[Opening Records for the task section]
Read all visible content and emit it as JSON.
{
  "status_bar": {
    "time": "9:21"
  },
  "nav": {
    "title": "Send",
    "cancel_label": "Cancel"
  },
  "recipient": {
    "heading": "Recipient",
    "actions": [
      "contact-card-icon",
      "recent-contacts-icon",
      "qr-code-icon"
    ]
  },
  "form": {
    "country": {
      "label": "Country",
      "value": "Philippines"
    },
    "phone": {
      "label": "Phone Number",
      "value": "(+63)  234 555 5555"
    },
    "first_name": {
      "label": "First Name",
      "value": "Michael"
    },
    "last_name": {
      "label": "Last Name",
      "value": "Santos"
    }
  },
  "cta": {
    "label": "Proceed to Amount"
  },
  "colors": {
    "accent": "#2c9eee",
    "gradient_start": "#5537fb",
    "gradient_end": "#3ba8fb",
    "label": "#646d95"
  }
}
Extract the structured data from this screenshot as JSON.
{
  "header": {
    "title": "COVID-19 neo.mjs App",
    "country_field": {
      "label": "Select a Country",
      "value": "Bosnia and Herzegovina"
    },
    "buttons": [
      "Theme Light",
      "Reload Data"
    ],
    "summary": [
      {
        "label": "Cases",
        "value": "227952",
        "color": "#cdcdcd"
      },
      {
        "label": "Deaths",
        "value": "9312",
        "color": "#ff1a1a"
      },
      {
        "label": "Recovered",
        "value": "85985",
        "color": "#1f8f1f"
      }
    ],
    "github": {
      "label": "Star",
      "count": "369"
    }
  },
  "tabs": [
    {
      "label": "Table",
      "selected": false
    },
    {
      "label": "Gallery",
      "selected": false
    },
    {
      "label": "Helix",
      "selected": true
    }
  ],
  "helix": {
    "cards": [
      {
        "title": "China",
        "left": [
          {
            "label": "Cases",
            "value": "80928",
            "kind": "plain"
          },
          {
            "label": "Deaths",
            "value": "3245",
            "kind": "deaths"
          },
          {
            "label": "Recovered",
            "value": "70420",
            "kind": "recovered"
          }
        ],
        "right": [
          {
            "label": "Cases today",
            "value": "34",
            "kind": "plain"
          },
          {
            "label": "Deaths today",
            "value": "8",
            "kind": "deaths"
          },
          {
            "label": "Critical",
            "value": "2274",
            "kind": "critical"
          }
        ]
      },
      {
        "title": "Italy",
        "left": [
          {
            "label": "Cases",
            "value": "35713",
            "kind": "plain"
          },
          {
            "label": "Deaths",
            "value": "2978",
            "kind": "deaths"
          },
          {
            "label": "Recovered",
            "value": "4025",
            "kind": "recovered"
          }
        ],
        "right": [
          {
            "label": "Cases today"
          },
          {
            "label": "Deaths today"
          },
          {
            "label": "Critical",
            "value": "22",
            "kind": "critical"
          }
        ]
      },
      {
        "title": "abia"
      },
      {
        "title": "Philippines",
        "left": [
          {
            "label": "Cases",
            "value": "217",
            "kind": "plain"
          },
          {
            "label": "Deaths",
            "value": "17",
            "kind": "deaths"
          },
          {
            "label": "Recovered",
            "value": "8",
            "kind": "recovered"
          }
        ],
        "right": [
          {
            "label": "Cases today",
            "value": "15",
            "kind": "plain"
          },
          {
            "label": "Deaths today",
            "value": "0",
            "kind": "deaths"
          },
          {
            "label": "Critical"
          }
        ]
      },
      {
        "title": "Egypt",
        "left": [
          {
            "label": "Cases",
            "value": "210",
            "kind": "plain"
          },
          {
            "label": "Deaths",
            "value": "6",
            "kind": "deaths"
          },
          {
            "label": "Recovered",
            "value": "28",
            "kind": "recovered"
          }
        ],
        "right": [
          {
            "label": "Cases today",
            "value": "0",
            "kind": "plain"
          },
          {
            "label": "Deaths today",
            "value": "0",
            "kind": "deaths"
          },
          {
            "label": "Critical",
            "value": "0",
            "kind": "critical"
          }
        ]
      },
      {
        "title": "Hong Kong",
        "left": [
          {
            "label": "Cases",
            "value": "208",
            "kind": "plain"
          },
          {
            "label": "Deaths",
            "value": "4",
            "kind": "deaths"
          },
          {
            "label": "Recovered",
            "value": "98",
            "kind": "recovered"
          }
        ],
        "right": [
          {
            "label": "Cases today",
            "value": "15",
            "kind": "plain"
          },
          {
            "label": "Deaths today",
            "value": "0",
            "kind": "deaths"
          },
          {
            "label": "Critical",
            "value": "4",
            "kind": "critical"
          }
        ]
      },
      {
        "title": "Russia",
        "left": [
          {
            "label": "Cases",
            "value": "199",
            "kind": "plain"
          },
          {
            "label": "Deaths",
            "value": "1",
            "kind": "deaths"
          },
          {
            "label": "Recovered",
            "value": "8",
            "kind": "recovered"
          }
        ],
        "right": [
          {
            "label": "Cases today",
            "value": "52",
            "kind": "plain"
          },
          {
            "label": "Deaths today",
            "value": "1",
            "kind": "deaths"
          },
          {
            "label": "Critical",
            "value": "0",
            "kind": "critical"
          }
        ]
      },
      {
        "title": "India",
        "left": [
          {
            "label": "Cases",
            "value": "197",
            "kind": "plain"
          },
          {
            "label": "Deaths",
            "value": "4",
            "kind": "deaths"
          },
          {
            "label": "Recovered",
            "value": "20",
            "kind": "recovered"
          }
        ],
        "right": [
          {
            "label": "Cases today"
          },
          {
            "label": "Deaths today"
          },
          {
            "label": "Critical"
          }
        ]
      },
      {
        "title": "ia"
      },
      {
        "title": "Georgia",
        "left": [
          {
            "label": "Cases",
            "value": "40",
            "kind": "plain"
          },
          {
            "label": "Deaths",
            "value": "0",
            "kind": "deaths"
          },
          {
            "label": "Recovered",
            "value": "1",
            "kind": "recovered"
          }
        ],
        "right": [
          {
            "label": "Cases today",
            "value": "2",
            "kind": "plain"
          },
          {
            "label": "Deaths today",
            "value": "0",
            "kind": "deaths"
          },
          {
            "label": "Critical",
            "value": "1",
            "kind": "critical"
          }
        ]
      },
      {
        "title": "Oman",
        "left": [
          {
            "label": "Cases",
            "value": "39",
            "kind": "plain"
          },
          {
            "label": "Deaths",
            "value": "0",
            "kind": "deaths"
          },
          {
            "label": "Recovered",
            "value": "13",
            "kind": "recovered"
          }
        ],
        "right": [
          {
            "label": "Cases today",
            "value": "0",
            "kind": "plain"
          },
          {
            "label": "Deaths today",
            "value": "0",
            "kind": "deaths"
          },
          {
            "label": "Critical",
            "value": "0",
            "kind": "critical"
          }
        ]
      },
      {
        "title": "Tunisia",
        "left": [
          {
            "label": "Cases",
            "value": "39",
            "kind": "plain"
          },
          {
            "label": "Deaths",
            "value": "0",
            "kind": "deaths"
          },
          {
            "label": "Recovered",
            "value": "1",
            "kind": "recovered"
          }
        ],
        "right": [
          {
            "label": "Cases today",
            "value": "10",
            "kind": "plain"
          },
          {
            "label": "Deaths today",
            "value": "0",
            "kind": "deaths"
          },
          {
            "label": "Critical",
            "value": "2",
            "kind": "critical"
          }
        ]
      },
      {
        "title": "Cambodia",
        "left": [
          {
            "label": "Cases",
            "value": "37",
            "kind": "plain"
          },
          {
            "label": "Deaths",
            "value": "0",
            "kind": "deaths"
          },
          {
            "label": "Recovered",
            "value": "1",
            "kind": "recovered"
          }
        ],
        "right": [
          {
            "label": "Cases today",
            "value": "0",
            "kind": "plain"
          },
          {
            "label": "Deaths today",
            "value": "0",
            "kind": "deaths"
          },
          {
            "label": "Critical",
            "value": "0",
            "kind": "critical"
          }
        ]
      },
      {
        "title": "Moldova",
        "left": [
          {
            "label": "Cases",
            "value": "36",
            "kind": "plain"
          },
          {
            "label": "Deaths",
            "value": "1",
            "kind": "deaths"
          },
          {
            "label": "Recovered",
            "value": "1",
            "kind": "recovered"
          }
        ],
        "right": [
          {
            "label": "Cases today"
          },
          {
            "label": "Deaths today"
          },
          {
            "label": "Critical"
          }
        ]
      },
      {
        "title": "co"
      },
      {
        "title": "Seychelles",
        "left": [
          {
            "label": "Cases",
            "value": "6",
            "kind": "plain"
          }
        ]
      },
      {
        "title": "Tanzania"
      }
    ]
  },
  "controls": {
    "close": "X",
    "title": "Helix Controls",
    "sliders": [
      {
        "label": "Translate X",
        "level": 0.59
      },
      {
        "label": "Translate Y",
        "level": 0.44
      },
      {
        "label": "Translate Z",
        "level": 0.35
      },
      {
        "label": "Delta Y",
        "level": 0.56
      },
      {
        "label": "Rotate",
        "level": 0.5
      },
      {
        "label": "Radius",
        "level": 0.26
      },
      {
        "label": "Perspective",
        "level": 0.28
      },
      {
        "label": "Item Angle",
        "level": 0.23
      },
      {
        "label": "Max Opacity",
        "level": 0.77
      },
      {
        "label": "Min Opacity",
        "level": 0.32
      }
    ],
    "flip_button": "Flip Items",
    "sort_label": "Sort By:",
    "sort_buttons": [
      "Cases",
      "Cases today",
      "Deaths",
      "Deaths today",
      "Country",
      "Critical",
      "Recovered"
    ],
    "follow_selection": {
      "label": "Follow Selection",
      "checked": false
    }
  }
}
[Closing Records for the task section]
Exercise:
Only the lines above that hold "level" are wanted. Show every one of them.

Problem solution:
        "level": 0.59
        "level": 0.44
        "level": 0.35
        "level": 0.56
        "level": 0.5
        "level": 0.26
        "level": 0.28
        "level": 0.23
        "level": 0.77
        "level": 0.32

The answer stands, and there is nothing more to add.